What do I need to know about the changes to the Formulary 2018-2020?

|   Drug Service News

With the changes to the Formulary, will I still be able to get my medication as I did before?
As in previous years, with the changes you may not receive the same brand which you were getting before but you will receive an equivalent.

However, some medications have been deleted from the Formulary; therefore your doctor and you would have to decide if you will be changed to another product or if you will continue with that medication and purchase it from a private pharmacy.

How will I know if my medication has been deleted from the Formulary

To find out if the medication you were taking is still on Formulary contact your doctor, pharmacist or the Barbados Drug Service at 535-4300 or drugservice@health.gov.bb

I just filled my prescription would I be able to obtain refills or would I have to go back to the doctor?

Providing that you filled the prescription before the end of March 2018 and you have valid refills; you can repeat your current prescription until the end of September 2018.
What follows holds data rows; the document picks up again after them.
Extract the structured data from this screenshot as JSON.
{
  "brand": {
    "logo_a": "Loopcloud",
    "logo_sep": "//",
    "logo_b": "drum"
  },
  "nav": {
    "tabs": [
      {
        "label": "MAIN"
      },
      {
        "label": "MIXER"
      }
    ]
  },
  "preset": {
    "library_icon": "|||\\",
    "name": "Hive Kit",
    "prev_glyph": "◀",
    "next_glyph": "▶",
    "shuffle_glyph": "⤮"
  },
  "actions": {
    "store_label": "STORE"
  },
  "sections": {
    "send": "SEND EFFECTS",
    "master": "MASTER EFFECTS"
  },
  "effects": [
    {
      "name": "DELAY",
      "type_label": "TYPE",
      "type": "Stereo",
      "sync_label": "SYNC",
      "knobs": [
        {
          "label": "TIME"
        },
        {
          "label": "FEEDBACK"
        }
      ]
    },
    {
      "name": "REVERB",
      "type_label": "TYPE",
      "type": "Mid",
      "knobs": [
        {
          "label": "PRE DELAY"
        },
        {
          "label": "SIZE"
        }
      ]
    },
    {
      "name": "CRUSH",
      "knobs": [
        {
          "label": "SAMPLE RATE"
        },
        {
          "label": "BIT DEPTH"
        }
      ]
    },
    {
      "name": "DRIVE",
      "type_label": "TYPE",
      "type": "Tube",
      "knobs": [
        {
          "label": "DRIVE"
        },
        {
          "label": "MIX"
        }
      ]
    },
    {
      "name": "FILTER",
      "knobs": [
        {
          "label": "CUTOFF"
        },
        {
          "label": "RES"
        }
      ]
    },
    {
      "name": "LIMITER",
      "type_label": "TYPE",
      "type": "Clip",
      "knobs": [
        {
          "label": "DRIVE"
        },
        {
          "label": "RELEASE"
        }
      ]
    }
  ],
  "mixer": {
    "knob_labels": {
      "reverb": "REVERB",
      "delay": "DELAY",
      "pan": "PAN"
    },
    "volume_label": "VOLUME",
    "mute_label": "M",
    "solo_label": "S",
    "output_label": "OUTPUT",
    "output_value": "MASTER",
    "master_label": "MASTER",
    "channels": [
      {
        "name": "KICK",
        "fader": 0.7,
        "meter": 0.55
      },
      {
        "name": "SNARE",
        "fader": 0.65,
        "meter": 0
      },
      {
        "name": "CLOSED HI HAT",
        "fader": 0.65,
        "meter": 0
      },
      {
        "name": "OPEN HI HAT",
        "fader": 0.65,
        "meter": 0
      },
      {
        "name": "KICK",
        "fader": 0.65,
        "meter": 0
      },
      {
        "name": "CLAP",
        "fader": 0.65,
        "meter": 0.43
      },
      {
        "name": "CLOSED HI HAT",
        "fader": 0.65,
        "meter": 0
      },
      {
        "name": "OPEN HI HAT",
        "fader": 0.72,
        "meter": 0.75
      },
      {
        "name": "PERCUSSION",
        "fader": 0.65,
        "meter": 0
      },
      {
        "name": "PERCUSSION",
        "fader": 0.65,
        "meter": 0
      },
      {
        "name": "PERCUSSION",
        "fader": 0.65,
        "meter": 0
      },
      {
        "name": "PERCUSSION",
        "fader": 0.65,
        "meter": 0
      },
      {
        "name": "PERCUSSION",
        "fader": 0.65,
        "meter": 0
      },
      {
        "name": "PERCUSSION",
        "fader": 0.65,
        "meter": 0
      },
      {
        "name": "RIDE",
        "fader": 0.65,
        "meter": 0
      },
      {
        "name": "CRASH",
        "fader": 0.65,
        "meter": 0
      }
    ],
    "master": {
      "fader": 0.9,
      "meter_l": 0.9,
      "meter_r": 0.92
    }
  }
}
Would brand-name drugs be available?

Some brand-name drugs would continue to be available through the Drug Service while others may be replaced by a generic equivalent.

What is the difference between brand-name and generic drugs?

Generic drugs have exactly the same drug, dosage, intended use, effects, side effects, route of administration, risks, safety, and strength as the brand-name drug but may be manufactured by different companies. In other words, their effect on the body should be exactly the same as the brand-name counterparts.

Who made these changes and why were they made?

The review of the Formulary was done by a number of experts in their fields, including local doctors and pharmacists, and was based on regional and international guidelines. The changes were made in the interest of good patient care and to provide you with the best medication available.

What is the Formulary?

The Formulary is a list of medicines with their indications, side effects, contraindications and dosages. The main function of the Formulary is to specify which medicines are approved to be prescribed and dispensed to beneficiaries through the Barbados Drug Service pharmacies or the private participating pharmacies.


Who are beneficiaries of the Barbados Drug Service?

  • Citizens and permanent residents of Barbados who fill their prescriptions at a public sector health institution i.e. the polyclinics, outpatient clinics.

  • Citizens or permanent residents of Barbados 65 years and over and under 16 years old who fill prescriptions for medication on the Barbados National Formulary at a Private Participating Pharmacy

  • Citizens or permanent residents of Barbados who fill prescriptions for medication on the Barbados National Formulary for the treatment of asthma, cancer, diabetes, epilepsy, glaucoma or hypertension at a Private Participating Pharmacy

What is a Benefit Drug?

A Benefit Drug is a medicine or related item listed in the BNDF used in the treatment of:

  • Asthma

  • Cancer

  • Diabetes

  • Epilepsy

  • Glaucoma

  • Hypertension

How does BDS ensure the quality of drugs provided?

  • All drugs accepted or contracted for the first time must provide samples for testing

  • Random testing of drugs is carried out periodically

  • The manufacturer must be registered with BDS as an approved supplier.

  • All drugs tendered under the BDS programme must be sold in the country of manufacture.

  • As part of our monitoring your doctor may report any reactions which you have to the medication by completing an Adverse Drug Reaction Form or you can contact BDS, at 535-4300 or drugservice@health.gov.bb, and tell us about it yourself.

What forms of identification can be used to fill a prescription?

  • A Barbados Identification (ID) card or passport with a valid ID number on which the nationality is Barbadian.

  • Where nationality is NOT Barbadian a Certificate of Permanent Residence or a passport with a stamp, from the Immigration Department, that states that permanent residence has been granted.

  • NOTE 1: Children from 6 weeks old must have a minor’s ID card to benefit in both the private and the public sector. Under 6 weeks old the Immunisation booklet with a parent’s ID card can be used.

  • NOTE 2: The Barbados Driver’s licence is not an acceptable form of identification because it does not identify the nationality of the owner.

  • To benefit you must produce one of the approved forms of identification at each visit to the pharmacy.